There are several options available to you that will provide you with peace of mind. First, let's go over some essential oils that you should avoid.Eucalyptus, tea tree, cinnamon, citrus oils, peppermint, pine, wintergreen, and ylang-ylang are among the most common.

Cats enjoy scents such as rose, lavender, and geranium, as well as clary sage and sweet marjoram. Always dilute any essential oil you use, even if using it in a diffuser.Because their sense of smell is so much stronger than ours, make sure there is good airflow in the room you use the oils in and leave a door open so they can leave if necessary.

Remember that each cat is unique, and just like humans, they may react more strongly to certain scents than others.nbsp;It's also important to remember that each animal's biological makeup is unique, and products will interact differently from species to species; thus, the physical response will depend on the specific pet.It’s also important to remember that every animal’s biological makeup is unique. Products will interact differently from species to species; accordingly, the physical response will depend on the specific pet.

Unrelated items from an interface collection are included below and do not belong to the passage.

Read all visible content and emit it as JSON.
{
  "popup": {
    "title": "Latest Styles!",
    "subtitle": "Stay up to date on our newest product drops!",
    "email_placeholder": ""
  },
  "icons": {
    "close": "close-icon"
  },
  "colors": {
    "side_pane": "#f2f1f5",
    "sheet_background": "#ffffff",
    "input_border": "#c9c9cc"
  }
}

Is peppermint essential oil safe for cats? No. If they come into contact with it in any way, you can remove them from the room if it's being diffused or add some carrier oil to dilute it.Both olive and sunflower oil are suitable for your pet; after applying the carrier oil, try to wash it away with a little shampoo.Continue to monitor the situation and, if necessary, visit your veterinarian, bringing your bottle of oil with you so they can accurately check your toxicity rates.

If I have a cat, can I spray peppermint oil in my house?

Cats are poisoned by many liquid potpourri products and essential oils, including cinnamon, citrus, pennyroyal, peppermint, pine, sweet birch, tea tree (melaleuca), wintergreen, and ylang ylang.poisonous to cats.

Is the smell of peppermint oil harmful to cats?

Peppermint oil is extremely toxic to cats. They have a strong odor and are the active ingredient in many essential oils, including peppermint oil.Cats exposed to peppermint oil may suffer from liver damage and breathing difficulties if they lack the enzymes required to break down phenols.. They are typically strong-smelling and make up the active ingredient in many essential oils, such as peppermint oil. Without the enzymes required to break down phenols, cats exposed to peppermint oil can experience: Liver damage. Breathing difficulties.

What effect does peppermint have on cats?

Peppermint oil, like many essential oils, contains phenols and phenolic compounds, which can cause your cat to have difficulty breathing, an increased heart rate, and aspiration pneumonia simply by smelling the aroma.Cats are extremely sensitive to phenols, whether they are exposed through inhalation or ingestion.can cause your kitty to develop difficulty breathing, increased heart rate, and aspiration pneumonia. Peppermint oil, like many essential oils, contains phenols and phenolic compounds. Cats are very sensitive to phenols, whether exposure comes via inhalation or ingestion.